Google+ Badge

Wednesday, December 24, 2008

Kanha Kisli

The name brings nostalgic memories of Kanha of old. I remember when I first visited Kanha in early seventies. That time the National Park was popularly known as Kanha Kisli.

The reason for the park being called Kanha Kisli was due to villages in what is now the core area of the park. When you enter the park from Khatia gate you first reach Kisli, here the village has been shifted out of the park and only the British period rest houses remain. Besides the two rest houses and canteen an MPTDC hotel and a dormitory has come up and a day center for the forest staff. The petrol pump is also functioning at Kisli.

Outside the park in the periphery of the buffer zone the lodges at Kanha have far overtaken the rest house which now caters to VIPs and Government officers of top ranking. At that time the rest houses where in near dilapidated condition and you had to cook your own food. At the time of my visit the village at Kisli was still there but shifted soon after.

Tigers prowled the vicinity of the rest house we stayed in, and one could hear the roars at night time. Thankfully tigers still prowl there and roars can be heard even now. Villages at Kanha where shifted earlier and the rest house is now a museum. At hill top at Kanha the Field Director’s residence is enveloped by forest canopy and is one of most enviable object for a tiger lover like me.

Kanha museum is worth visiting informative and entertaining as it is. For those on tiger safari Kanha is a resting stop where one is allowed to consume eatables prohibited elsewhere in the park. If you are not carrying food then visit the canteen for some hot tea and spicy samosas.

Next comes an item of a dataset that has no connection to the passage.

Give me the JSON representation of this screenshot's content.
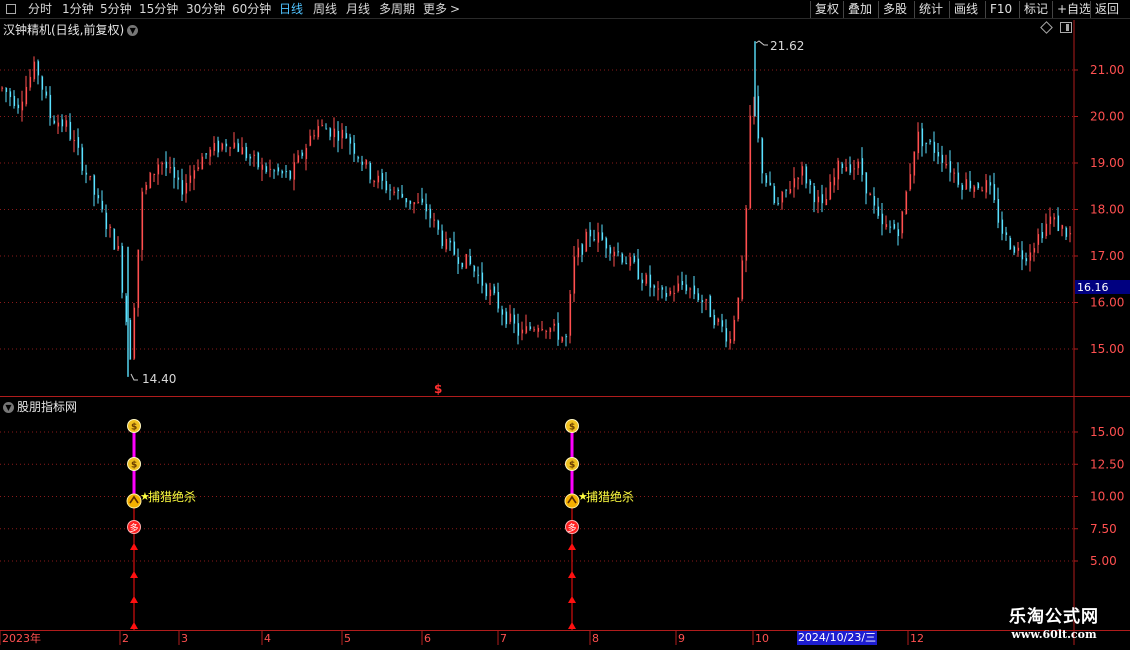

On that trip I spotted a tigress and large herds of Bison or gaur as they are called in Hindi. The gaur population was depleted in 1976 due to rinderpest attack. The swamp deer or hard ground barasingha where struggling to survive and were penned in a large enclosure. This assured of an increasing population in times to come and conservation of this rare animal is history.
The road to Kanha was lined with pristine forests and small but quaint tribal villages. Now a whole community of retailers, small business men, hoteliers and what not has added to the population. The urbanization forces you to find succor within the National Park.